FERMILAB FROG FAQs. . .
So what makes a frog a frog?
Frogs and toads are amphibians, which means they live their lives both in water and on land. Typically, frogs breed and spend thier juvenile (or "larval") stage in the water, then spend some or virtually all of their adult lives on the land. Frogs and toads are distinguished from salamanders (which are also amphibians) by the fact that adults do not have a tail.
Do all frogs live in the water?
No. The amount of time that adults spend in the water varies enormously. Bullfrogs and green frogs, although they have lungs and breathe air, spend almost all their adult lives in the water. On the other end of the spectrum, toads and treefrogs spend the majority of their adulthood outside of water. All frogs and toads, however, must eventually come back to the water to mate and lay eggs.
Why do the eggs have to be in water?
Amphibian eggs do not have a hard protective shell like bird or reptile eggs. Frogs and toads lay eggs in jelly-like masses, and unless the eggs are covered with water, they will dry up and die. Most amphibian eggs become much bigger after they are laid because the eggs absorb water and swell to several times their original volume!
What are tadpoles?

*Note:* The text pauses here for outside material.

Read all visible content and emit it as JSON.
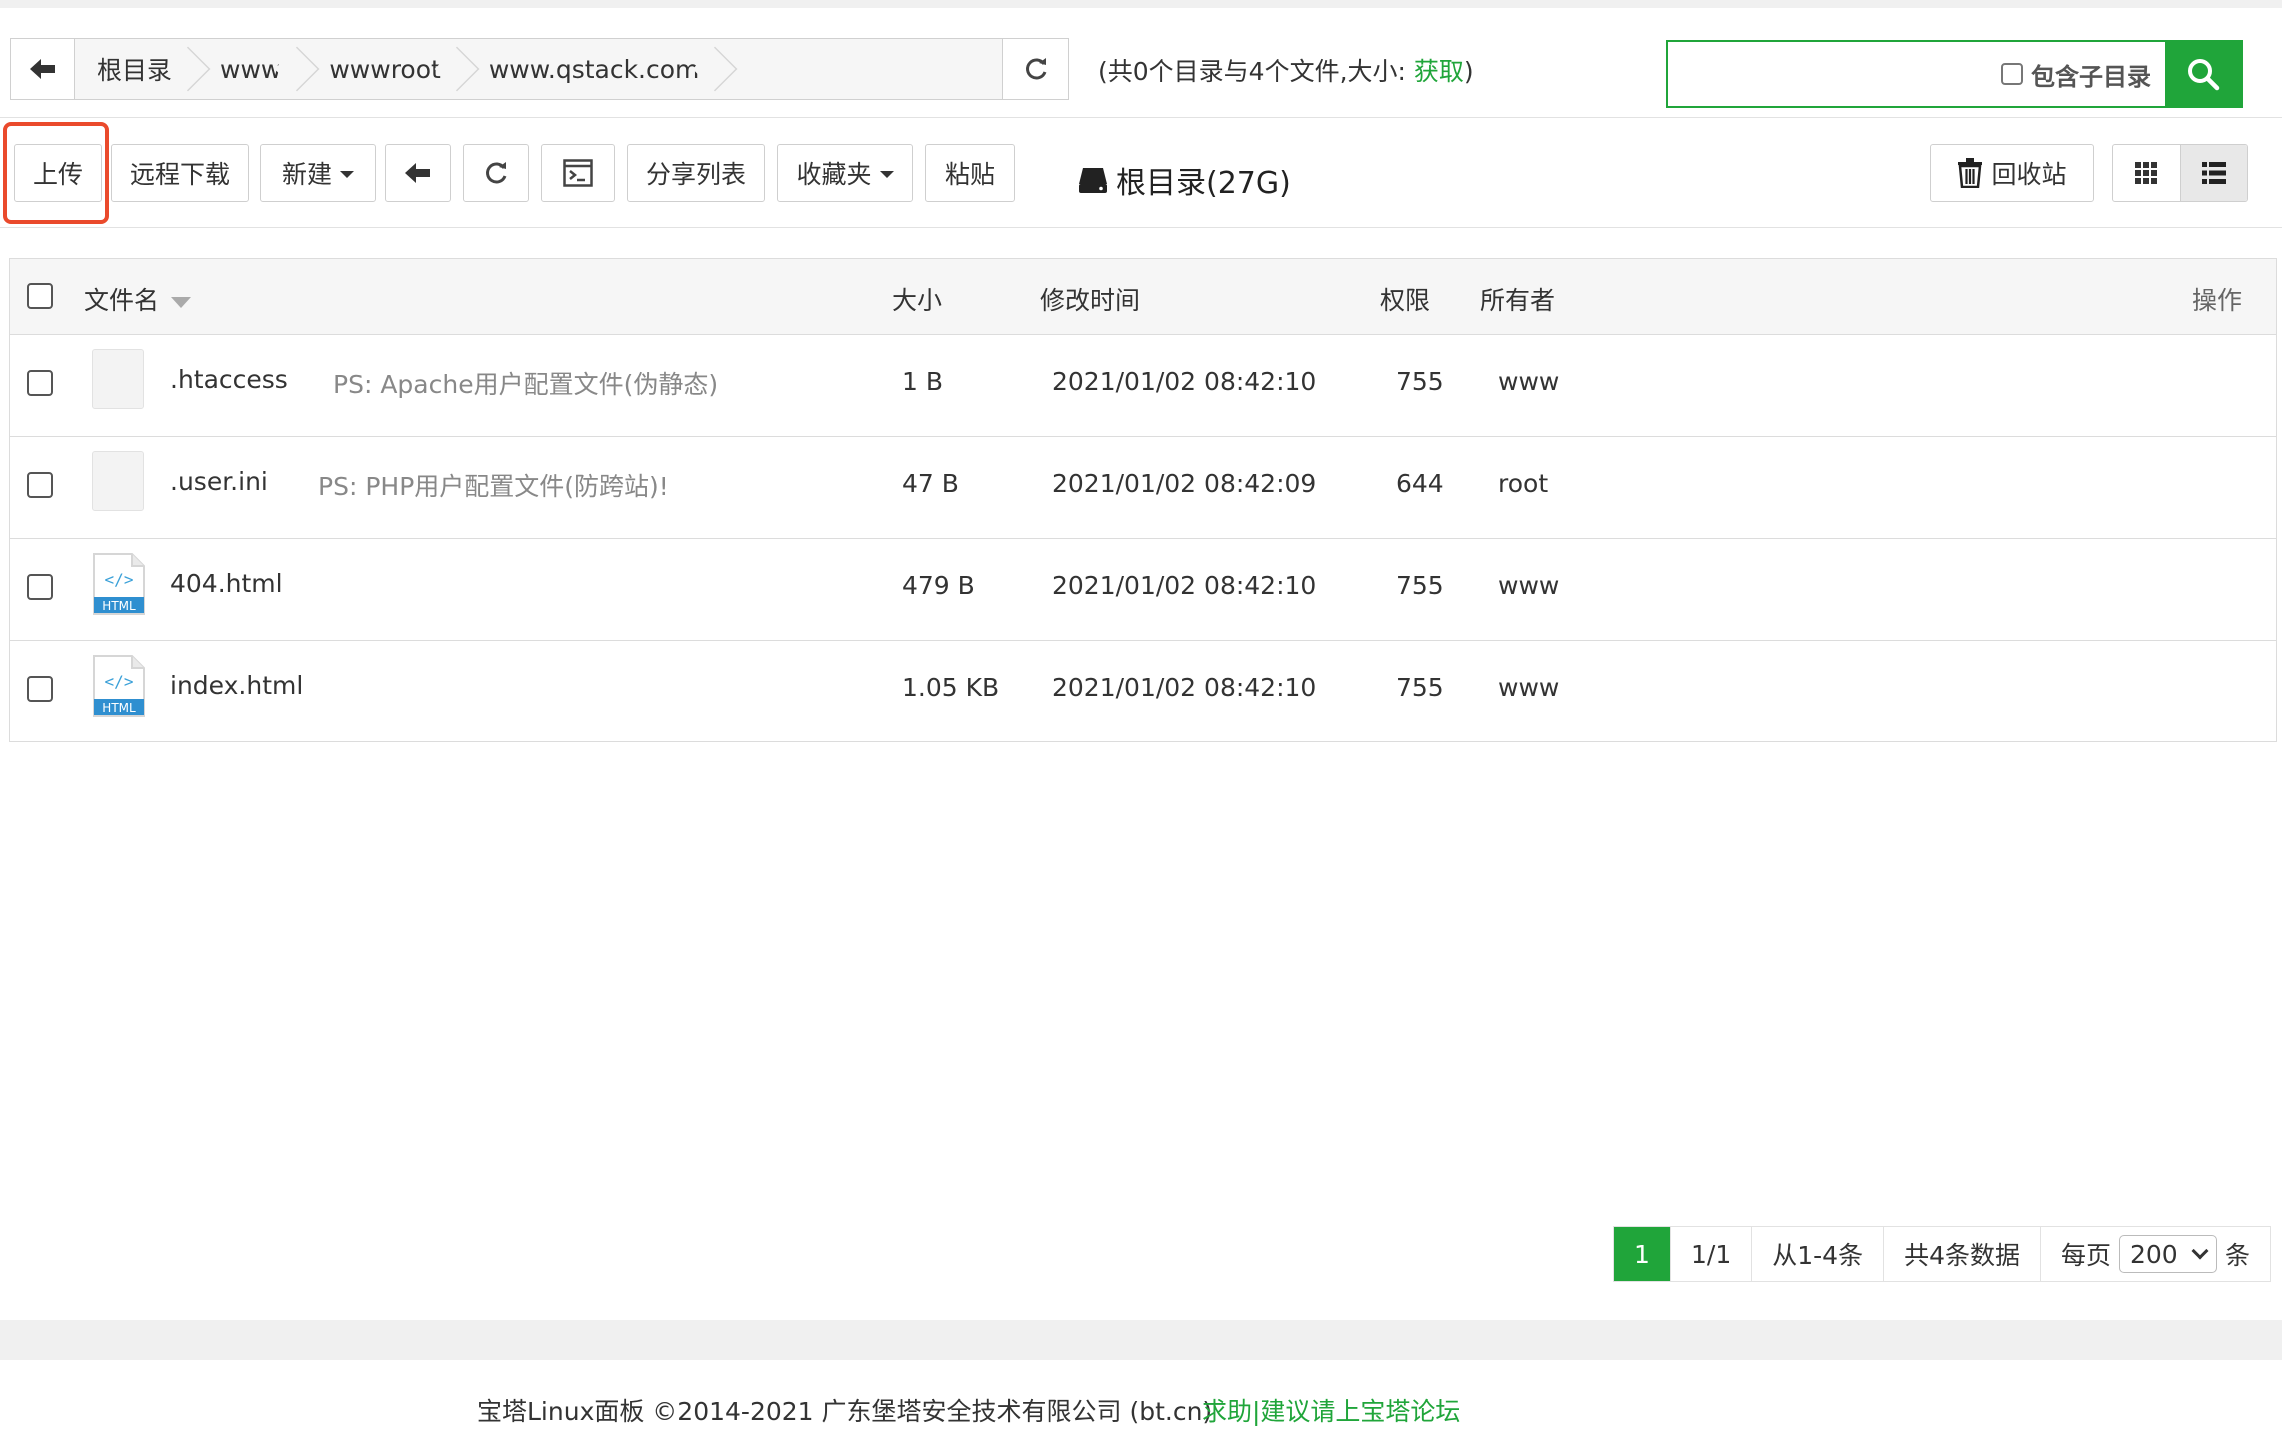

Tadpoles are the immature (larval) forms of frogs that hatch right from the egg. All tadpoles are completely adapted to live underwater. Like fish, they breath through gills rather than lungs. Tadpoles eventually transform themselves through a process called metamorphosis into adult frogs. Hormone changes within their bodies cause their legs to develop and their tails to be re-absorbed into their bodies. Wow!
What do frogs eat?
Adult frogs and toads are always predatory, preying on insects mostly but also smaller frogs and fish. Tadpoles are mostly vegetarian, grazing on algae that grow in leaf or rock surfaces under the water. Sometimes, very large tadpoles, such as bullfrog tadpoles, become meat-eaters and sometimes even eat other frogs!
Does anything eat frogs?
Tadpoles can be a significant food item for fish, mammals, and even other adult frogs. Adult frogs are preyed upon by snakes, raccoons, herons, and other terrestrial (land-based) predators.
So what’s the difference between a frog and a toad?
There are no hard and fast rules, but in general: Toads have dry, warty skin and relatively short legs for hopping. Frogs have smooth, damp skin and long legs for swimming or leaping.
Can toads really give you warts?
Toads do not give people warts. Amphibians have many glands in their skin, and several species produce highly toxic secretions for protection. Toads do secrete a substance from the skin that can be very irritating if it comes into contact with mucous membranes like the eyes, nose, mouth, etc.
How do frogs make their calls, or "ribbets"?
In some species, such as Spring Peepers, the lower part of the mouth can become a large resonating vocal sac. When the frog closes its mouth and nostrils, and then forces air from the lungs over the vocal chords, the sac inflates and vibrates like a drum, producing long, loud trills. Other species just produce calls with the vocal chords.
Why do frogs call?
Frogs and toads make a variety of sounds, depending on the situation. The most common are "advertisement" calls, and "alarm" calls. Frogs and toads advertise their presence either to ward off challengers to their territories, or to attract mates. Alarm calls serve to startle predators.
How can I find frogs?
Frogs can be very difficult to find. They are usually highly camouflaged, blending into their environment. The easiest time to locate frogs and toads is during the mating season. During this time they are in the water, and calling, so it's often easier to hear frogs than to see them. Breeding season can vary depending on the frog species and on local weather conditions.
How many kinds of frogs can be found at Fermilab?
Northern Illinois has a pretty small amphibian population. Only about a dozen frog species are commonly found around here, and only six to eight species can be found at Fermilab.
Why are frogs so sensitive to pollution?
Beginning in the early 1980s, biologists began to realize that amphibians such as frogs are extremely sensitive to pollution and other environmental stresses. Declines in amphibian numbers and increases in deformed bodies have led scientists to investigate the role of habitat loss, increased ultraviolet radiation (due to ozone depletion), and chemical pollution in these important changes. No one is sure why amphibians are so sensitive to pollution, but it may be linked to the fact that their skin is relatively thin and permeable to water, so frogs are exposed more directly to pollutants and environmental radiation. In addition, their eggs are laid in ponds and other water bodies, so they can absorb whatever chemical pollution may be present throughout their early developmental period.